> Activity
Quote all entries exactly, leaving pictures aside.

-- -- --

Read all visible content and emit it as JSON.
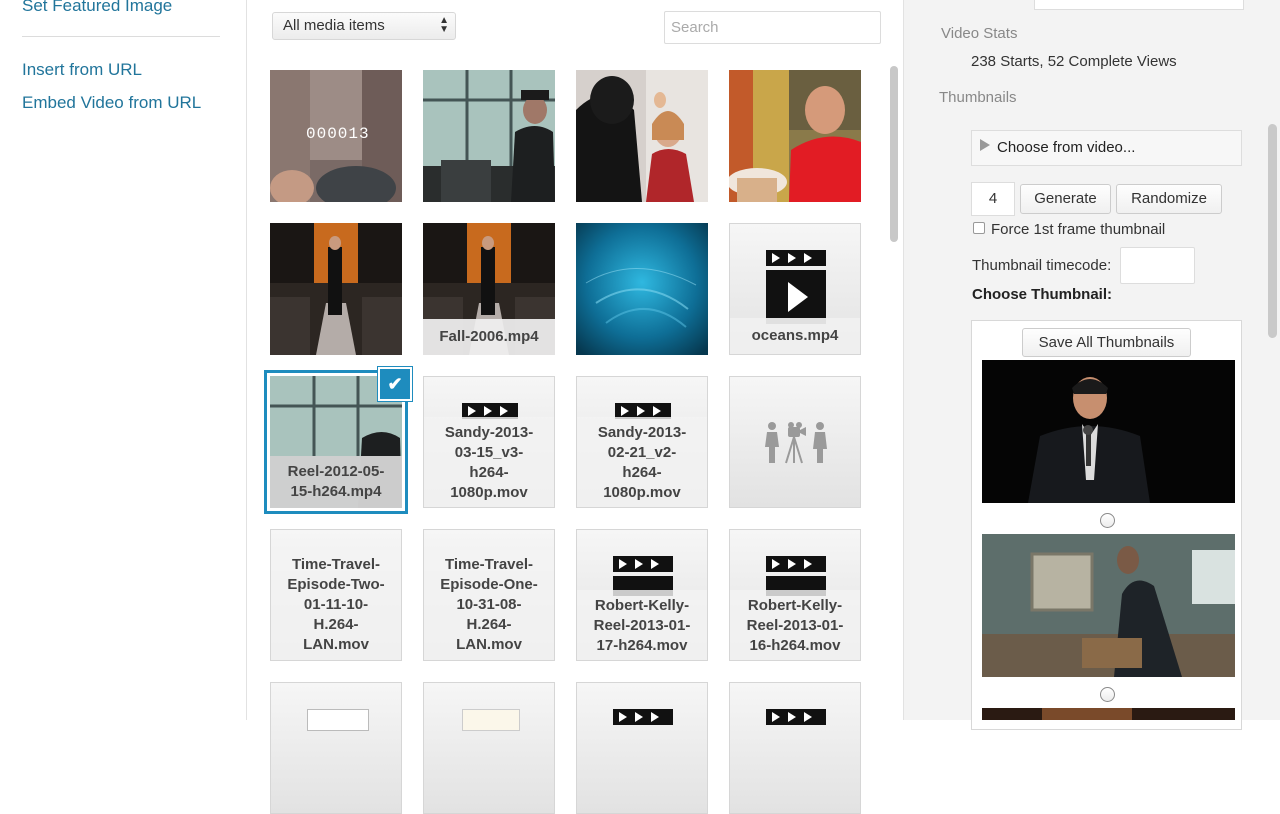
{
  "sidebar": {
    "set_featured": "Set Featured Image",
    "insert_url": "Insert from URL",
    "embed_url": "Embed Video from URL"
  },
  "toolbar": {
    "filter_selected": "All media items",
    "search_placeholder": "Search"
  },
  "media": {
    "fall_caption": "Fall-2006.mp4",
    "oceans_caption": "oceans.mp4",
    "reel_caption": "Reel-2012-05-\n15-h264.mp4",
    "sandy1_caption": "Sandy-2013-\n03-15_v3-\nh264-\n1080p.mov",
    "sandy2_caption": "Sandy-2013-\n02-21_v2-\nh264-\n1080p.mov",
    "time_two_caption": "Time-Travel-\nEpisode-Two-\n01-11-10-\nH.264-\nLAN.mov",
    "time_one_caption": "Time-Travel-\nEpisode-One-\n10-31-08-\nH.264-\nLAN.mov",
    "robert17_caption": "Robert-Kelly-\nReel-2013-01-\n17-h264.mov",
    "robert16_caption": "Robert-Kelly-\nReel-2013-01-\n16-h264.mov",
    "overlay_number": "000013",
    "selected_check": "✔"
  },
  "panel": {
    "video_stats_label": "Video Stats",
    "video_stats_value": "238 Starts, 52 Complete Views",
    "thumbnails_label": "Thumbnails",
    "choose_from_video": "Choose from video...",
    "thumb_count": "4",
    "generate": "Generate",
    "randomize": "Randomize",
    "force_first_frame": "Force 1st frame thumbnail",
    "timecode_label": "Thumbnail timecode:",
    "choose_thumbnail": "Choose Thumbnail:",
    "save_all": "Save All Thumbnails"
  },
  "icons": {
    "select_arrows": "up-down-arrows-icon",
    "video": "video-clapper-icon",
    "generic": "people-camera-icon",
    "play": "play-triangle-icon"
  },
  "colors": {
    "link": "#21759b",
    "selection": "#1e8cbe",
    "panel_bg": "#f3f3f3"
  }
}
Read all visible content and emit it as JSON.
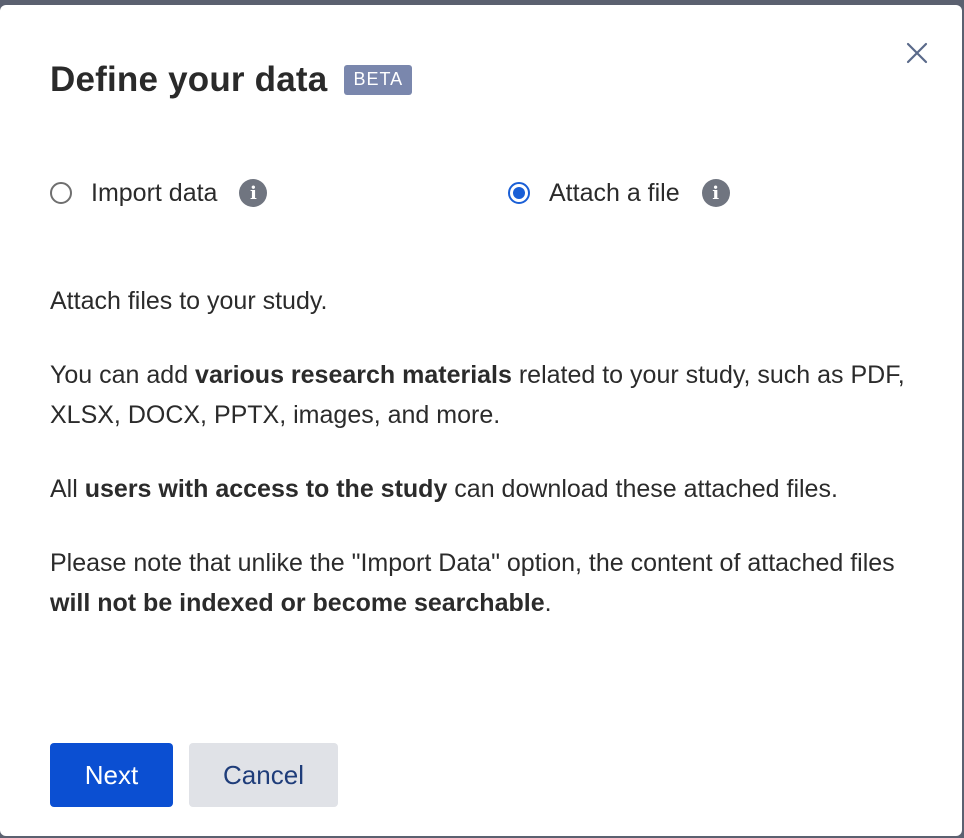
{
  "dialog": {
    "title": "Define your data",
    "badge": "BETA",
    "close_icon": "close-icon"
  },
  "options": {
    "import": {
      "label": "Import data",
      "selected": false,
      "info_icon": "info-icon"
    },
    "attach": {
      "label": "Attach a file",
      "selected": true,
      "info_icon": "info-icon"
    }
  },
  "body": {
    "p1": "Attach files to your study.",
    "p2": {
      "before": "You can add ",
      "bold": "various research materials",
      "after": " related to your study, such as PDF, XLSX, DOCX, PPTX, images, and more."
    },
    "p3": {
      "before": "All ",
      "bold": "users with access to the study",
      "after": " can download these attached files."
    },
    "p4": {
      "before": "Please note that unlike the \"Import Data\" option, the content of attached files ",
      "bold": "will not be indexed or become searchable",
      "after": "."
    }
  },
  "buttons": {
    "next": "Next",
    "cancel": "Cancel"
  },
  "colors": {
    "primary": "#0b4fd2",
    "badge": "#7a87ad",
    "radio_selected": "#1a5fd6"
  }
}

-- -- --

> Expected answer
Read all visible content and emit it as JSON.
{
  "sidebar": {
    "set_featured": "Set Featured Image",
    "insert_url": "Insert from URL",
    "embed_url": "Embed Video from URL"
  },
  "toolbar": {
    "filter_selected": "All media items",
    "search_placeholder": "Search"
  },
  "media": {
    "fall_caption": "Fall-2006.mp4",
    "oceans_caption": "oceans.mp4",
    "reel_caption": "Reel-2012-05-\n15-h264.mp4",
    "sandy1_caption": "Sandy-2013-\n03-15_v3-\nh264-\n1080p.mov",
    "sandy2_caption": "Sandy-2013-\n02-21_v2-\nh264-\n1080p.mov",
    "time_two_caption": "Time-Travel-\nEpisode-Two-\n01-11-10-\nH.264-\nLAN.mov",
    "time_one_caption": "Time-Travel-\nEpisode-One-\n10-31-08-\nH.264-\nLAN.mov",
    "robert17_caption": "Robert-Kelly-\nReel-2013-01-\n17-h264.mov",
    "robert16_caption": "Robert-Kelly-\nReel-2013-01-\n16-h264.mov",
    "overlay_number": "000013",
    "selected_check": "✔"
  },
  "panel": {
    "video_stats_label": "Video Stats",
    "video_stats_value": "238 Starts, 52 Complete Views",
    "thumbnails_label": "Thumbnails",
    "choose_from_video": "Choose from video...",
    "thumb_count": "4",
    "generate": "Generate",
    "randomize": "Randomize",
    "force_first_frame": "Force 1st frame thumbnail",
    "timecode_label": "Thumbnail timecode:",
    "choose_thumbnail": "Choose Thumbnail:",
    "save_all": "Save All Thumbnails"
  },
  "icons": {
    "select_arrows": "up-down-arrows-icon",
    "video": "video-clapper-icon",
    "generic": "people-camera-icon",
    "play": "play-triangle-icon"
  },
  "colors": {
    "link": "#21759b",
    "selection": "#1e8cbe",
    "panel_bg": "#f3f3f3"
  }
}
Read all visible content and emit it as JSON.
{
  "dialog": {
    "title": "Define your data",
    "badge": "BETA",
    "close_icon": "close-icon"
  },
  "options": {
    "import": {
      "label": "Import data",
      "selected": false,
      "info_icon": "info-icon"
    },
    "attach": {
      "label": "Attach a file",
      "selected": true,
      "info_icon": "info-icon"
    }
  },
  "body": {
    "p1": "Attach files to your study.",
    "p2": {
      "before": "You can add ",
      "bold": "various research materials",
      "after": " related to your study, such as PDF, XLSX, DOCX, PPTX, images, and more."
    },
    "p3": {
      "before": "All ",
      "bold": "users with access to the study",
      "after": " can download these attached files."
    },
    "p4": {
      "before": "Please note that unlike the \"Import Data\" option, the content of attached files ",
      "bold": "will not be indexed or become searchable",
      "after": "."
    }
  },
  "buttons": {
    "next": "Next",
    "cancel": "Cancel"
  },
  "colors": {
    "primary": "#0b4fd2",
    "badge": "#7a87ad",
    "radio_selected": "#1a5fd6"
  }
}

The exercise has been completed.